Existing home sales in the US rose to a 10-year high in March
Existing home sales in the US rose more than expected last month to a 10-year high.
According to a report released on Friday by the National Association of Realtors (NAR), home resales increased by 4.4% in March at a seasonally adjusted rate of 5.71 million units, up from 5.47 million units in February.
The rate of sales was much higher than what analysts had forecast, of a smaller 2.5% increase, according to Thomson Reuters consensus estimates.
“The early returns so far this spring buying season look very promising as a rising number of households dipped their toes into the market and were successfully able to close on a home last month,” NAR chief economist Lawrence Yun said.
“Although finding available properties to buy continues to be a strenuous task for many buyers, there was enough of a monthly increase in listings in March for sales to muster a strong gain,” Yun added.
Existing home sales rose by 10.1% in the Northeast, 9.2% in the Midwest, 3.4% in the South, but dropped by 1.6% in the West.
The median existing-home price last month was $236,400, a 6.8% increase compared to March 2016 ($221,400), while inventory of available properties dropped 6.6% from March 2016 to 1.83 million – the 22nd consecutive year-over-year decline.
There were 1.83 million homes for sale on the last day of March.

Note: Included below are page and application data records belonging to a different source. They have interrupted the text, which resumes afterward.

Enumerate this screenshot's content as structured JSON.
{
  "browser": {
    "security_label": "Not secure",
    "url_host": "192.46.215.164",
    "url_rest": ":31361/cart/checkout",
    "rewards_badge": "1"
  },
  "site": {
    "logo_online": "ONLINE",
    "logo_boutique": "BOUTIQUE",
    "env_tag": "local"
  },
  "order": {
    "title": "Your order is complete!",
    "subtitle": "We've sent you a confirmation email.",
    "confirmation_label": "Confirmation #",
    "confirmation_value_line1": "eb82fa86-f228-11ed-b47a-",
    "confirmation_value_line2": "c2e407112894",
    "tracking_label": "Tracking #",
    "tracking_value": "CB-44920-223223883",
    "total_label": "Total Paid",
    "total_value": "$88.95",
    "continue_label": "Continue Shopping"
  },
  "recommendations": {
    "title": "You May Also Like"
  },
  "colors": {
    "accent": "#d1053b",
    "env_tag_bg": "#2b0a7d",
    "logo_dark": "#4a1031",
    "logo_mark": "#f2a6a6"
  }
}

“A growing pool of all types of buyers is competing for the lackluster amount of existing homes on the market,” Yun said. “Until we see significant and sustained multi-month increases in housing starts, prices will continue to far outpace incomes and put pressure on those trying to buy.”